WORK REQUIRED:
A word-for-word copy of the data is what's wanted; pictures stay out of it.

━━ SUPPLIED RECORDS

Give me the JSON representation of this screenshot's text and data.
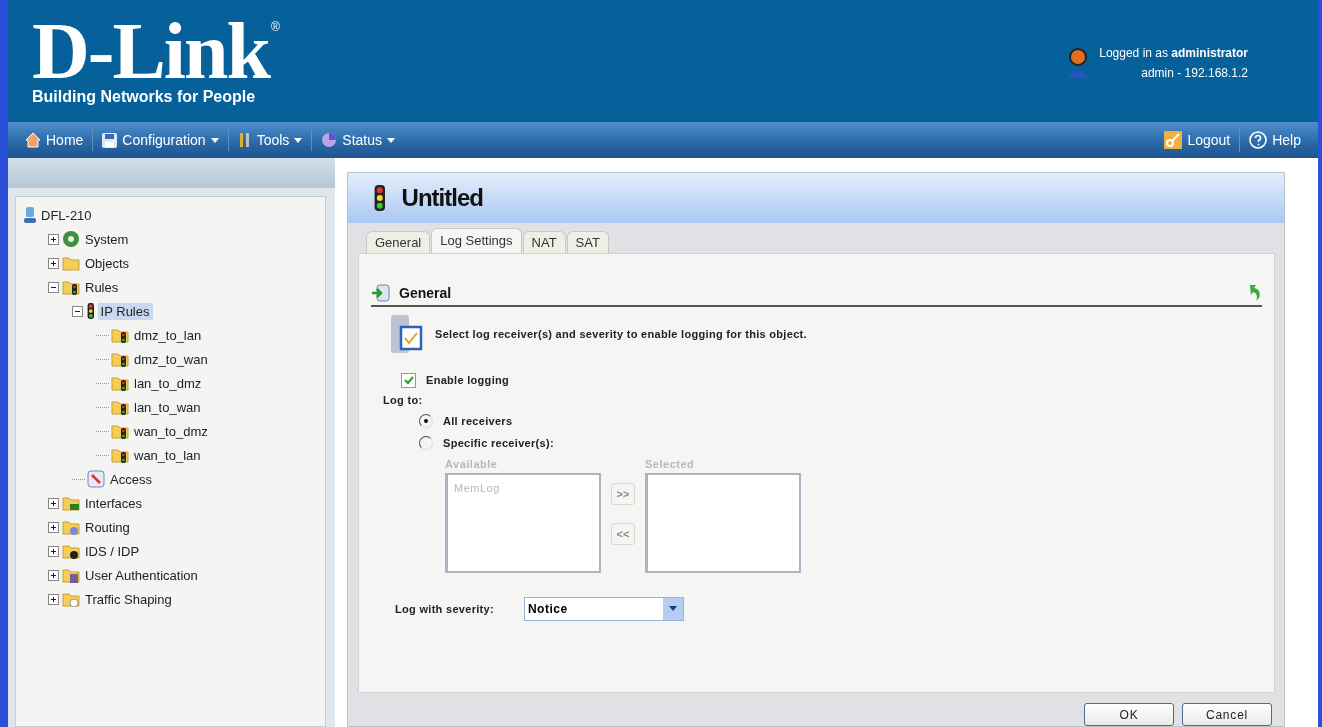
{
  "header": {
    "logo": "D-Link",
    "logo_mark": "®",
    "tagline": "Building Networks for People",
    "login_line": "Logged in as **administrator**",
    "session": "admin - 192.168.1.2"
  },
  "nav": {
    "left": [
      {
        "label": "Home",
        "kind": "home",
        "dropdown": false
      },
      {
        "label": "Configuration",
        "kind": "config",
        "dropdown": true
      },
      {
        "label": "Tools",
        "kind": "tools",
        "dropdown": true
      },
      {
        "label": "Status",
        "kind": "status",
        "dropdown": true
      }
    ],
    "right": [
      {
        "label": "Logout",
        "kind": "logout"
      },
      {
        "label": "Help",
        "kind": "help"
      }
    ]
  },
  "tree": {
    "label": "DFL-210",
    "kind": "device",
    "selected": false,
    "children": [
      {
        "label": "System",
        "kind": "system",
        "expanded": false,
        "selected": false
      },
      {
        "label": "Objects",
        "kind": "folder",
        "expanded": false,
        "selected": false
      },
      {
        "label": "Rules",
        "kind": "rules",
        "expanded": true,
        "selected": false,
        "children": [
          {
            "label": "IP Rules",
            "kind": "light",
            "expanded": true,
            "selected": true,
            "children": [
              {
                "label": "dmz_to_lan",
                "kind": "rule",
                "selected": false
              },
              {
                "label": "dmz_to_wan",
                "kind": "rule",
                "selected": false
              },
              {
                "label": "lan_to_dmz",
                "kind": "rule",
                "selected": false
              },
              {
                "label": "lan_to_wan",
                "kind": "rule",
                "selected": false
              },
              {
                "label": "wan_to_dmz",
                "kind": "rule",
                "selected": false
              },
              {
                "label": "wan_to_lan",
                "kind": "rule",
                "selected": false
              }
            ]
          },
          {
            "label": "Access",
            "kind": "access",
            "selected": false
          }
        ]
      },
      {
        "label": "Interfaces",
        "kind": "interfaces",
        "expanded": false,
        "selected": false
      },
      {
        "label": "Routing",
        "kind": "routing",
        "expanded": false,
        "selected": false
      },
      {
        "label": "IDS / IDP",
        "kind": "ids",
        "expanded": false,
        "selected": false
      },
      {
        "label": "User Authentication",
        "kind": "users",
        "expanded": false,
        "selected": false
      },
      {
        "label": "Traffic Shaping",
        "kind": "shaping",
        "expanded": false,
        "selected": false
      }
    ]
  },
  "dialog": {
    "title": "Untitled",
    "tabs": [
      {
        "label": "General",
        "selected": false
      },
      {
        "label": "Log Settings",
        "selected": true
      },
      {
        "label": "NAT",
        "selected": false
      },
      {
        "label": "SAT",
        "selected": false
      }
    ],
    "section": "General",
    "description": "Select log receiver(s) and severity to enable logging for this object.",
    "enable_logging": {
      "label": "Enable logging",
      "checked": true
    },
    "log_to": "Log to:",
    "options": [
      {
        "label": "All receivers",
        "selected": true
      },
      {
        "label": "Specific receiver(s):",
        "selected": false
      }
    ],
    "receivers": {
      "disabled": true,
      "available_label": "Available",
      "available": [
        "MemLog"
      ],
      "selected_label": "Selected",
      "add": ">>",
      "remove": "<<"
    },
    "severity": {
      "label": "Log with severity:",
      "value": "Notice"
    },
    "buttons": [
      "OK",
      "Cancel"
    ]
  }
}
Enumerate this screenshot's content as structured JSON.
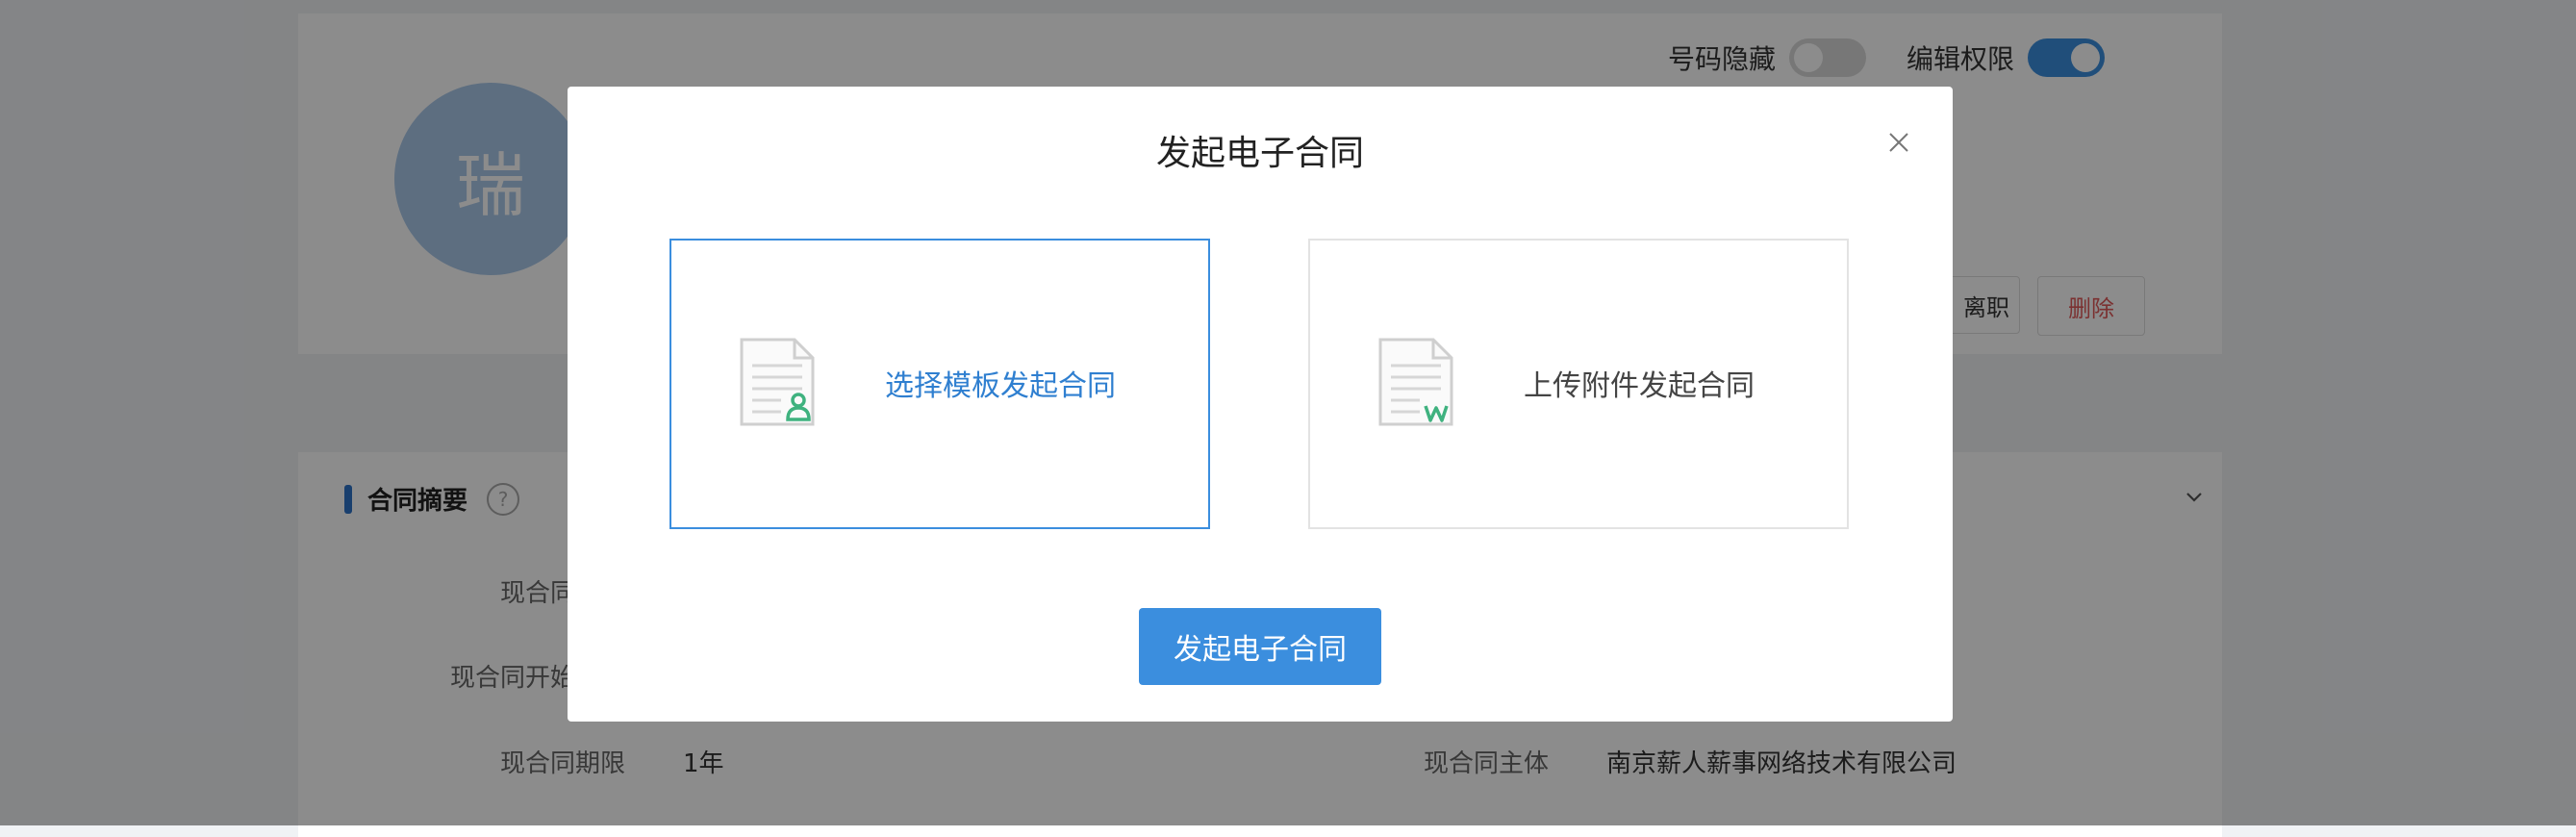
{
  "profile": {
    "avatar_char": "瑞"
  },
  "toggles": [
    {
      "label": "号码隐藏",
      "state": "off"
    },
    {
      "label": "编辑权限",
      "state": "on"
    }
  ],
  "actions": {
    "resign_label": "离职",
    "delete_label": "删除"
  },
  "section": {
    "title": "合同摘要",
    "help": "?"
  },
  "fields": [
    {
      "label": "现合同"
    },
    {
      "label": "现合同开始"
    },
    {
      "label": "现合同期限",
      "value": "1年"
    },
    {
      "label": "现合同主体",
      "value": "南京薪人薪事网络技术有限公司"
    }
  ],
  "modal": {
    "title": "发起电子合同",
    "options": [
      {
        "label": "选择模板发起合同",
        "icon": "template-contract-icon",
        "selected": true
      },
      {
        "label": "上传附件发起合同",
        "icon": "word-document-icon",
        "selected": false
      }
    ],
    "submit_label": "发起电子合同"
  },
  "colors": {
    "accent": "#3b8ede",
    "selected_text": "#2f7fd0",
    "delete_text": "#e05a5a",
    "avatar_bg": "#a9c8ea",
    "icon_green": "#3fb27f"
  }
}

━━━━

TASK ANSWER:
Give me the JSON representation of this screenshot's text and data.
{
  "header": {
    "logo": "D-Link",
    "logo_mark": "®",
    "tagline": "Building Networks for People",
    "login_line": "Logged in as **administrator**",
    "session": "admin - 192.168.1.2"
  },
  "nav": {
    "left": [
      {
        "label": "Home",
        "kind": "home",
        "dropdown": false
      },
      {
        "label": "Configuration",
        "kind": "config",
        "dropdown": true
      },
      {
        "label": "Tools",
        "kind": "tools",
        "dropdown": true
      },
      {
        "label": "Status",
        "kind": "status",
        "dropdown": true
      }
    ],
    "right": [
      {
        "label": "Logout",
        "kind": "logout"
      },
      {
        "label": "Help",
        "kind": "help"
      }
    ]
  },
  "tree": {
    "label": "DFL-210",
    "kind": "device",
    "selected": false,
    "children": [
      {
        "label": "System",
        "kind": "system",
        "expanded": false,
        "selected": false
      },
      {
        "label": "Objects",
        "kind": "folder",
        "expanded": false,
        "selected": false
      },
      {
        "label": "Rules",
        "kind": "rules",
        "expanded": true,
        "selected": false,
        "children": [
          {
            "label": "IP Rules",
            "kind": "light",
            "expanded": true,
            "selected": true,
            "children": [
              {
                "label": "dmz_to_lan",
                "kind": "rule",
                "selected": false
              },
              {
                "label": "dmz_to_wan",
                "kind": "rule",
                "selected": false
              },
              {
                "label": "lan_to_dmz",
                "kind": "rule",
                "selected": false
              },
              {
                "label": "lan_to_wan",
                "kind": "rule",
                "selected": false
              },
              {
                "label": "wan_to_dmz",
                "kind": "rule",
                "selected": false
              },
              {
                "label": "wan_to_lan",
                "kind": "rule",
                "selected": false
              }
            ]
          },
          {
            "label": "Access",
            "kind": "access",
            "selected": false
          }
        ]
      },
      {
        "label": "Interfaces",
        "kind": "interfaces",
        "expanded": false,
        "selected": false
      },
      {
        "label": "Routing",
        "kind": "routing",
        "expanded": false,
        "selected": false
      },
      {
        "label": "IDS / IDP",
        "kind": "ids",
        "expanded": false,
        "selected": false
      },
      {
        "label": "User Authentication",
        "kind": "users",
        "expanded": false,
        "selected": false
      },
      {
        "label": "Traffic Shaping",
        "kind": "shaping",
        "expanded": false,
        "selected": false
      }
    ]
  },
  "dialog": {
    "title": "Untitled",
    "tabs": [
      {
        "label": "General",
        "selected": false
      },
      {
        "label": "Log Settings",
        "selected": true
      },
      {
        "label": "NAT",
        "selected": false
      },
      {
        "label": "SAT",
        "selected": false
      }
    ],
    "section": "General",
    "description": "Select log receiver(s) and severity to enable logging for this object.",
    "enable_logging": {
      "label": "Enable logging",
      "checked": true
    },
    "log_to": "Log to:",
    "options": [
      {
        "label": "All receivers",
        "selected": true
      },
      {
        "label": "Specific receiver(s):",
        "selected": false
      }
    ],
    "receivers": {
      "disabled": true,
      "available_label": "Available",
      "available": [
        "MemLog"
      ],
      "selected_label": "Selected",
      "add": ">>",
      "remove": "<<"
    },
    "severity": {
      "label": "Log with severity:",
      "value": "Notice"
    },
    "buttons": [
      "OK",
      "Cancel"
    ]
  }
}
Enumerate this screenshot's content as structured JSON.
{
  "profile": {
    "avatar_char": "瑞"
  },
  "toggles": [
    {
      "label": "号码隐藏",
      "state": "off"
    },
    {
      "label": "编辑权限",
      "state": "on"
    }
  ],
  "actions": {
    "resign_label": "离职",
    "delete_label": "删除"
  },
  "section": {
    "title": "合同摘要",
    "help": "?"
  },
  "fields": [
    {
      "label": "现合同"
    },
    {
      "label": "现合同开始"
    },
    {
      "label": "现合同期限",
      "value": "1年"
    },
    {
      "label": "现合同主体",
      "value": "南京薪人薪事网络技术有限公司"
    }
  ],
  "modal": {
    "title": "发起电子合同",
    "options": [
      {
        "label": "选择模板发起合同",
        "icon": "template-contract-icon",
        "selected": true
      },
      {
        "label": "上传附件发起合同",
        "icon": "word-document-icon",
        "selected": false
      }
    ],
    "submit_label": "发起电子合同"
  },
  "colors": {
    "accent": "#3b8ede",
    "selected_text": "#2f7fd0",
    "delete_text": "#e05a5a",
    "avatar_bg": "#a9c8ea",
    "icon_green": "#3fb27f"
  }
}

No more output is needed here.